While the Tsar was visiting soldiers on the front, strikes and protests grew rapidly in the capital of Petrograd, and soldiers were siding with demonstrators in large numbers, even shooting at police in one incident. Nicholas had completely lost the confidence of the people, and of most officials, as well.
Here, I must inject a bit of name-dropping. A key historical figure’s great grandson took a Russian culture course from me at Ohio State over ten years ago. His ancestor, Mikhail Rodzianko, was President of the Duma, and “bugged” Nicholas to do something about the situation.

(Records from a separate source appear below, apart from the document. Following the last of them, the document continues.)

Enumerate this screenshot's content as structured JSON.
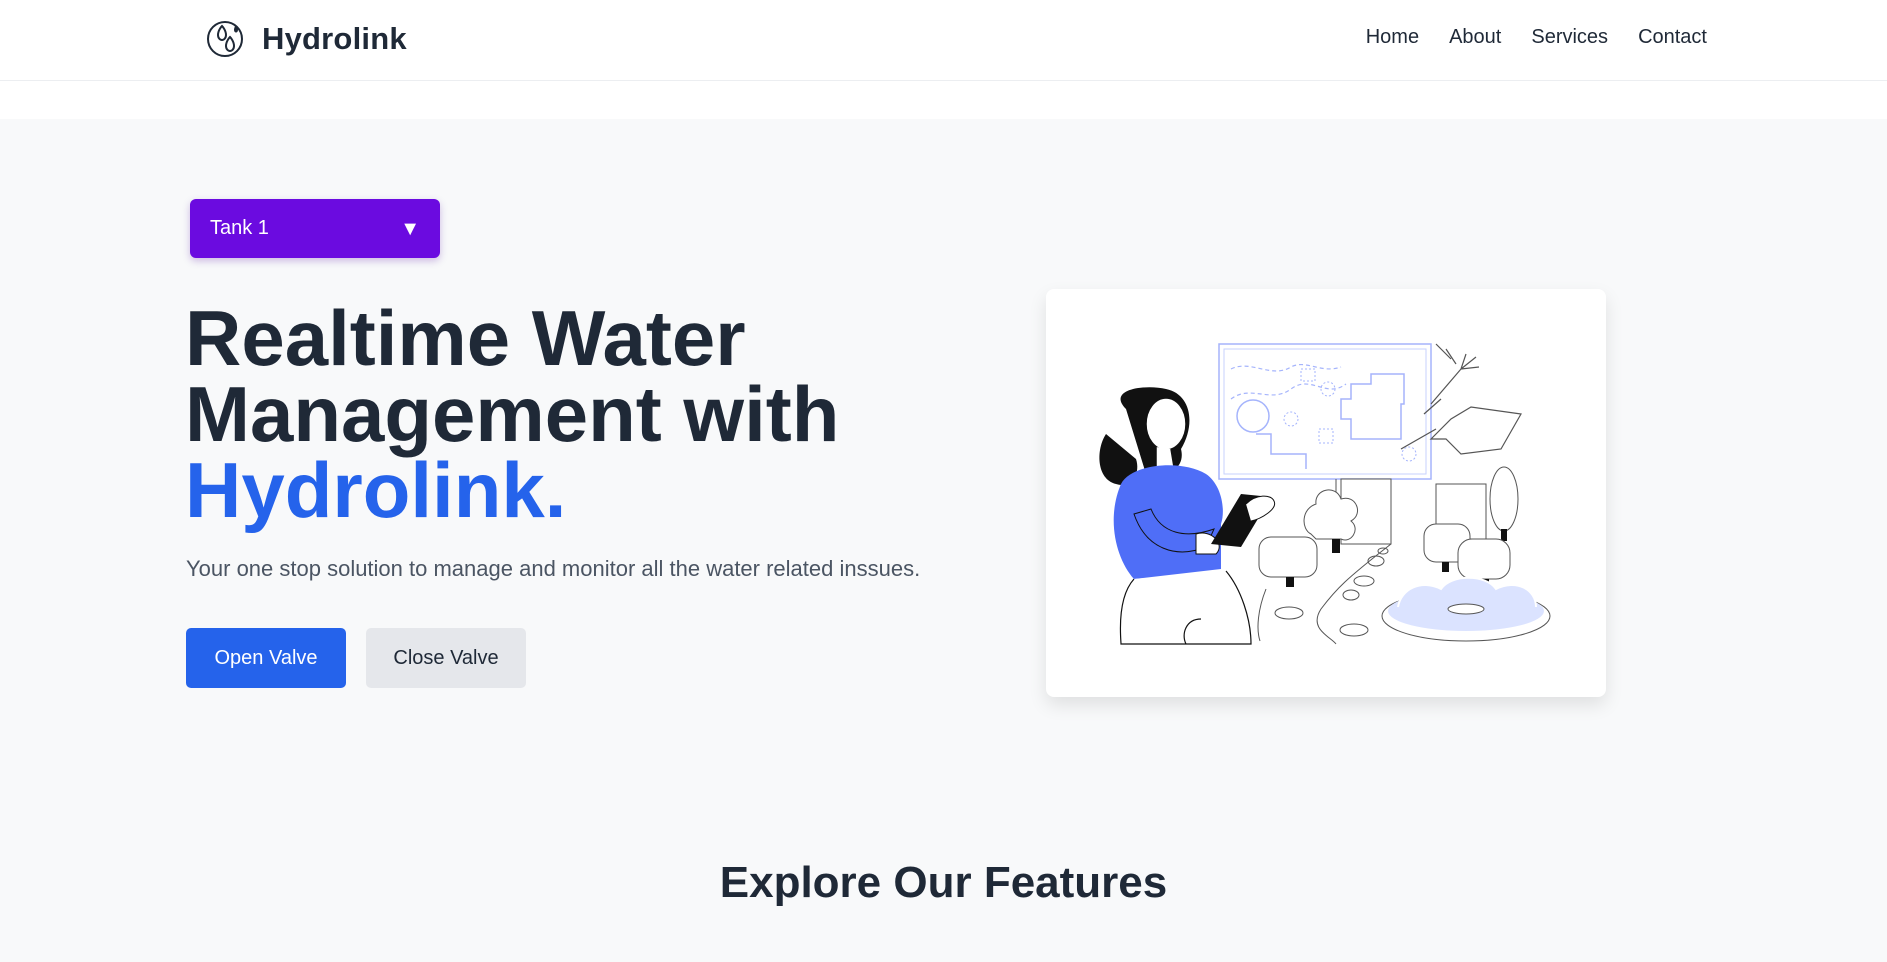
{
  "brand": {
    "name": "Hydrolink",
    "logo_icon": "water-drops-icon"
  },
  "nav": {
    "items": [
      {
        "label": "Home"
      },
      {
        "label": "About"
      },
      {
        "label": "Services"
      },
      {
        "label": "Contact"
      }
    ]
  },
  "tank_select": {
    "value": "Tank 1",
    "caret_icon": "caret-down-icon",
    "color": "#6b0be0"
  },
  "hero": {
    "title_line1": "Realtime Water",
    "title_line2": "Management with",
    "title_highlight": "Hydrolink.",
    "subtitle": "Your one stop solution to manage and monitor all the water related inssues.",
    "open_label": "Open Valve",
    "close_label": "Close Valve",
    "accent_color": "#2563eb"
  },
  "features": {
    "title": "Explore Our Features"
  }
}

On March 11, he wired the Tsar, to “nominate without delay a person possessing the confidence of the people and who would form a new Government… Any procrastination is tantamount to death.” An irritated Nicholas chose to ignore him.

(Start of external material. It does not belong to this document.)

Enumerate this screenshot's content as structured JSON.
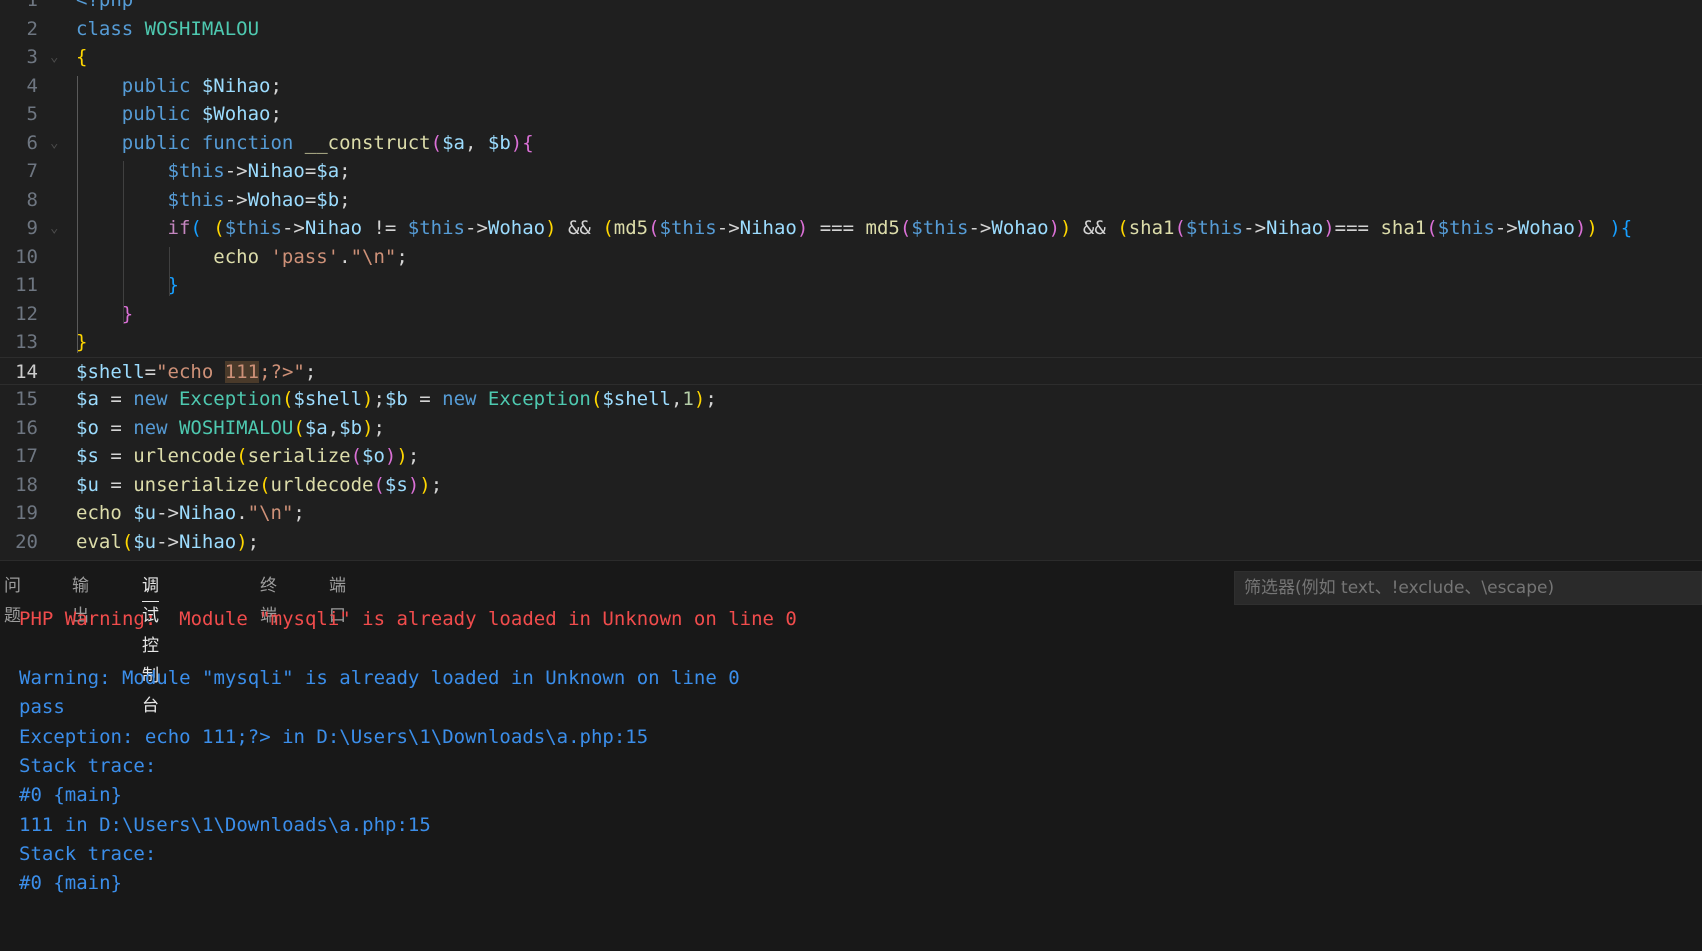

As he was returning to Petrograd from army headquarters in Mogilev, his train was stopped in a small station by insurgent soldiers, and he was forced to sign his abdication. He also submitted his son’s abdication on his behalf. He named his brother successor, but he was convinced not to accept. And that was the end of the monarchy.
In closing, I’ll name two good sites for learning more. One is this post from Russia Beyond the Headlines, which is always good for in-depth info on the country. It has some good quotes by contemporary observers.

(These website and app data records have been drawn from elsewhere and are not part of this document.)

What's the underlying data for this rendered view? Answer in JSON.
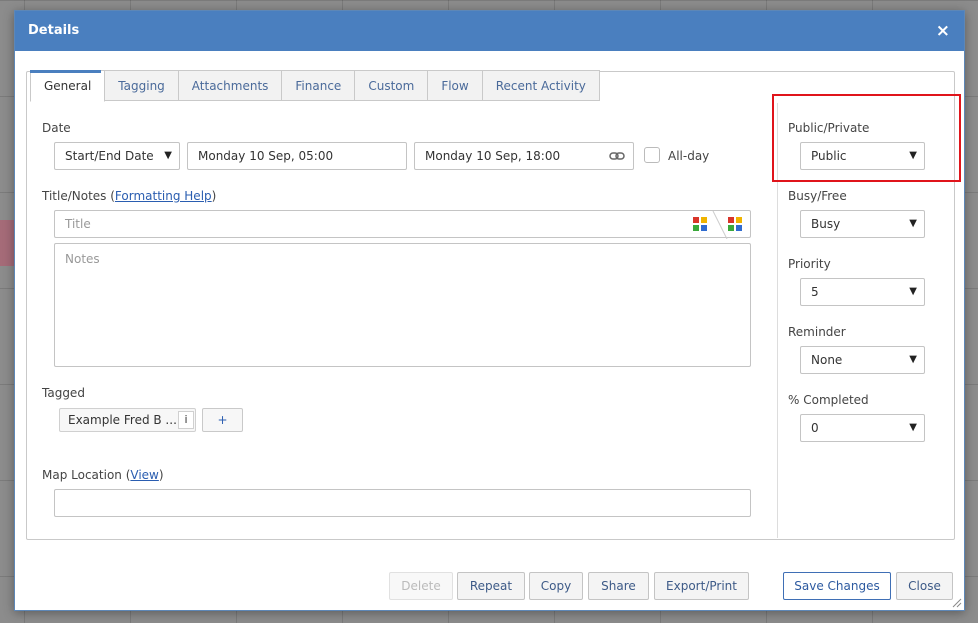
{
  "dialog": {
    "title": "Details",
    "close_icon": "×"
  },
  "tabs": [
    {
      "label": "General"
    },
    {
      "label": "Tagging"
    },
    {
      "label": "Attachments"
    },
    {
      "label": "Finance"
    },
    {
      "label": "Custom"
    },
    {
      "label": "Flow"
    },
    {
      "label": "Recent Activity"
    }
  ],
  "active_tab": "General",
  "date": {
    "label": "Date",
    "mode_selected": "Start/End Date",
    "start": "Monday 10 Sep, 05:00",
    "end": "Monday 10 Sep, 18:00",
    "allday_label": "All-day",
    "allday_checked": false
  },
  "notes": {
    "label_prefix": "Title/Notes (",
    "formatting_link": "Formatting Help",
    "label_suffix": ")",
    "title_placeholder": "Title",
    "notes_placeholder": "Notes"
  },
  "tagged": {
    "label": "Tagged",
    "chip": "Example Fred B ...",
    "chip_info": "i",
    "add": "+"
  },
  "map": {
    "label_prefix": "Map Location (",
    "view_link": "View",
    "label_suffix": ")",
    "value": ""
  },
  "side": {
    "public_private": {
      "label": "Public/Private",
      "value": "Public"
    },
    "busy_free": {
      "label": "Busy/Free",
      "value": "Busy"
    },
    "priority": {
      "label": "Priority",
      "value": "5"
    },
    "reminder": {
      "label": "Reminder",
      "value": "None"
    },
    "completed": {
      "label": "% Completed",
      "value": "0"
    }
  },
  "footer": {
    "delete": "Delete",
    "repeat": "Repeat",
    "copy": "Copy",
    "share": "Share",
    "export": "Export/Print",
    "save": "Save Changes",
    "close": "Close"
  },
  "icons": {
    "caret": "▼",
    "link_icon": "link-icon",
    "colorgrid_icon": "color-grid-icon"
  },
  "colors": {
    "header": "#4a7fbf",
    "highlight": "#e0141b",
    "grid_red": "#d9352a",
    "grid_yellow": "#f0b400",
    "grid_green": "#3aa83a",
    "grid_blue": "#2f6bd0"
  }
}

The other is the Pushkin House’s Project 1917, which has daily updates with similar quotes. Since I’ve written so favorably about Stefan Zweig before, I’m a little disappointed to learn that he considered the abdication the result of an Anglo-French plot, but then, who knew what to believe amidst all the wartime propaganda at the time?